Childhood dreams have the habit of falling out of focus with each advancing year. When you're a kid you're told to reach for the stars, but it's surprising how soon that slides into suggestions of "be realistic;" consider a logical route. Initially Val took the path well paved and studied psychology at Montreal's McGill University. "I was surrounded by all my same friends from high school and so many people I knew from Vancouver," she said. "I wanted to do music and I knew if I stayed there I would never figure out how."

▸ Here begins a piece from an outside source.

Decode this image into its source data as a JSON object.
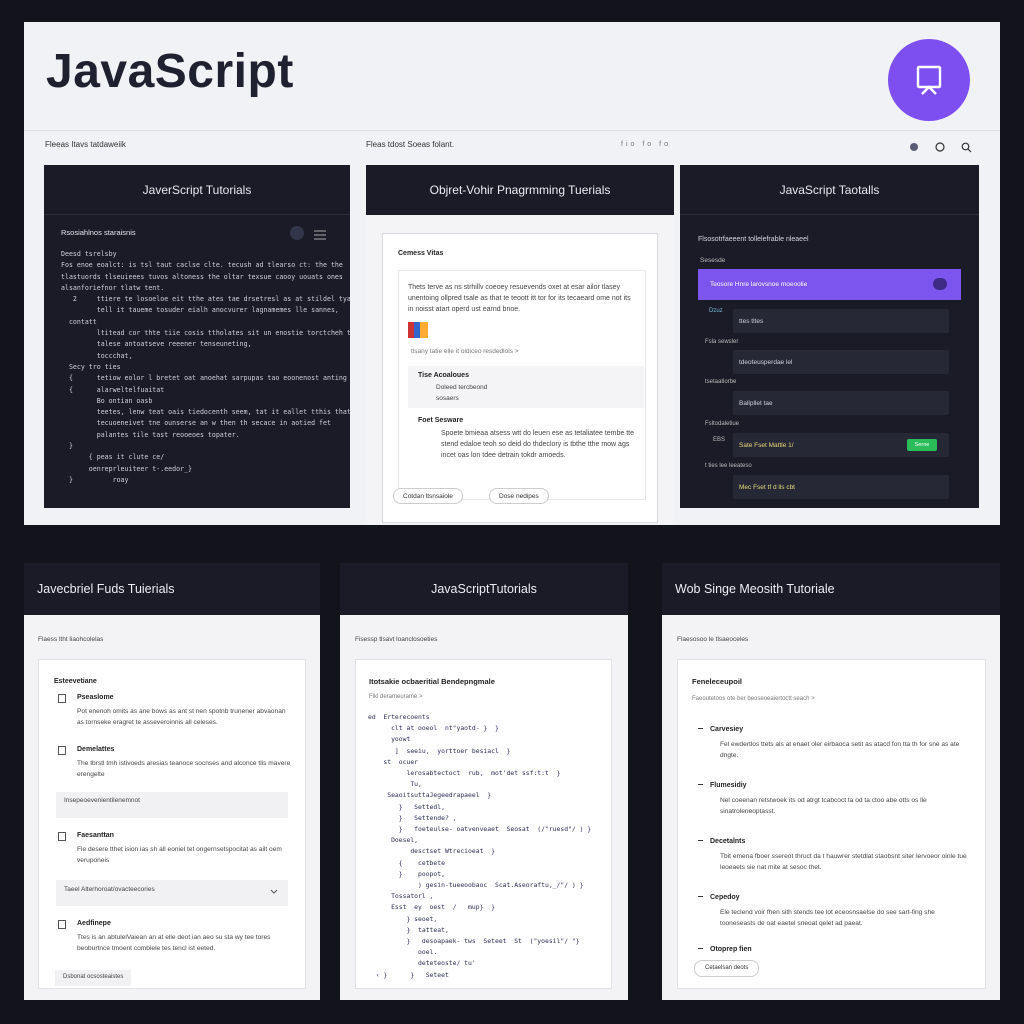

After a year Val took a leap of faith and went to Berklee. It was a lonely, introspective time which allowed her creativity to flourish. Crawl Space is about this journey—her heartbreak, sure, but mostly her growing pains. On album closer "Sleepy," she's at her most vulnerable, pulling specifically from the disappointment of when she was going to be signed to one label only to have the rug pulled from under her. Val sings: "They want me on my knees like I'm suckin' it / Learn fast / That no one gives a shit about the life I live / But tongue tied / They all have a say on the moves I make." These lines touch on part of the central conundrum of a young artist beholden to the pendulum swing of confidence and indecision, putting it all on the line in your art and thus holding yourself up to be judged, your bankability assessed. It's rough. When Val started off as Tei Shi, she was shot a little out of focus, in hazy black and white. Now, years later, she rises to meet gaze dead on. "I feel like before I was afraid to be sexy and through working on the album and becoming more confident, I felt like I wanted to be more upfront with myself physically," she said. "I think caring less in a lot of ways." We'd meandered back to where we started, Val pulling her camel leather trench a little tighter as the chilly March wind blustered. We paused while I unlocked my bike and said our goodbyes. She strode past the store without giving it or its inhabitants a sidelong glance. She unlocked her apartment door and headed upstairs. _Kim Taylor Bennett is an editor at Noisey. Follow her on [Twitter. ](https://twitter.com/theKTB)__Rebecca Miller is a photographer based in Brooklyn. Check out her work [here. ](http://www.rebeccamiller.co.uk/)_Crawl Space is out on Downtown Records / Interscope now.